(Beginning of TASK INPUTS)

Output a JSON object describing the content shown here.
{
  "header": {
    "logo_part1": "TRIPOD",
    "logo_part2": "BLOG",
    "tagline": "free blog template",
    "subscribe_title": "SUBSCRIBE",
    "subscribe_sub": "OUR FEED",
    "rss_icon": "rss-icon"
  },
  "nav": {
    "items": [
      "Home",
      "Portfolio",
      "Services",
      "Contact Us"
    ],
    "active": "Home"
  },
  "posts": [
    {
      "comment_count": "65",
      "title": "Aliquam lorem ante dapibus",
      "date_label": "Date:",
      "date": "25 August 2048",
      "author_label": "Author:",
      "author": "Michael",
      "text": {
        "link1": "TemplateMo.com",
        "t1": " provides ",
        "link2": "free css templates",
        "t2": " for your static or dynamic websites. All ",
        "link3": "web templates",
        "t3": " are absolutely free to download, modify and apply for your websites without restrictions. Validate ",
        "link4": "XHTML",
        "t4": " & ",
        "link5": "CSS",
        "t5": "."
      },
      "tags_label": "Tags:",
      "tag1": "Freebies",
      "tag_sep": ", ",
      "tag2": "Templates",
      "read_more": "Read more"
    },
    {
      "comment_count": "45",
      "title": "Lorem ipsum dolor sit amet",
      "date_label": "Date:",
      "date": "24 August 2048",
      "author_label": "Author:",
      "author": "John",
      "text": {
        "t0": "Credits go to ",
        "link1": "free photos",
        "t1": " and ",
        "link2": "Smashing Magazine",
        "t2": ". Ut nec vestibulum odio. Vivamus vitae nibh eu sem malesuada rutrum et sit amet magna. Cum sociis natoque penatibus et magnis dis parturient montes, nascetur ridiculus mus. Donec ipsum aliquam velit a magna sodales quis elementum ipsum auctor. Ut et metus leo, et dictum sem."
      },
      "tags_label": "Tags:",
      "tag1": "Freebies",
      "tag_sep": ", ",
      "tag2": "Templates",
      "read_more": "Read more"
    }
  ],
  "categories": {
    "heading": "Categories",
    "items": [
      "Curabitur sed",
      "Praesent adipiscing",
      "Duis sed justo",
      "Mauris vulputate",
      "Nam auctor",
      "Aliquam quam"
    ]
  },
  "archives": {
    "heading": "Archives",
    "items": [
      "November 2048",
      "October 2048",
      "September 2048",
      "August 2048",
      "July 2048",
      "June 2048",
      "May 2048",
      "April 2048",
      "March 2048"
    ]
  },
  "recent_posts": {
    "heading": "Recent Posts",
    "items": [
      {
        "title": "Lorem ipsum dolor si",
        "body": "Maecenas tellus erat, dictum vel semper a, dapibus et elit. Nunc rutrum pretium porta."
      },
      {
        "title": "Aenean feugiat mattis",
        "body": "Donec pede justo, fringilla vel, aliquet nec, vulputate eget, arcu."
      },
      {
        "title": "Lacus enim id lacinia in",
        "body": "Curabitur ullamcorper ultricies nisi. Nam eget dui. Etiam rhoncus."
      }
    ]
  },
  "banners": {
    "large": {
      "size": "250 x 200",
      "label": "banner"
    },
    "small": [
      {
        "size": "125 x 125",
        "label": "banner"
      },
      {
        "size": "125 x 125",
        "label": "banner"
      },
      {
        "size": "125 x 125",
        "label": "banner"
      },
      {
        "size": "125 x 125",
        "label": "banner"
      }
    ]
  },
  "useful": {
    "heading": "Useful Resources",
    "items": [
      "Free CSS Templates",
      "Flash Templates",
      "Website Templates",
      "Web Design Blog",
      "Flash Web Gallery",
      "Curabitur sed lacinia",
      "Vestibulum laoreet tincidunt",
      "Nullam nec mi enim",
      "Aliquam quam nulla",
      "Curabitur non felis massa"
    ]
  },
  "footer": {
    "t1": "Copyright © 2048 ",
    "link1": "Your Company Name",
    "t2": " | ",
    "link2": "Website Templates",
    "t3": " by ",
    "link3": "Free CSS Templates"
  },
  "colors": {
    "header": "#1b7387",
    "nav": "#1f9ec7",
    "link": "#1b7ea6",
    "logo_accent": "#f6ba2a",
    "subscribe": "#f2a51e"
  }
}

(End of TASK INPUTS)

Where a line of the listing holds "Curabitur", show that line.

§ **RESPONSE**
      "Curabitur sed",
        "body": "Curabitur ullamcorper ultricies nisi. Nam eget dui. Etiam rhoncus."
      "Curabitur sed lacinia",
      "Curabitur non felis massa"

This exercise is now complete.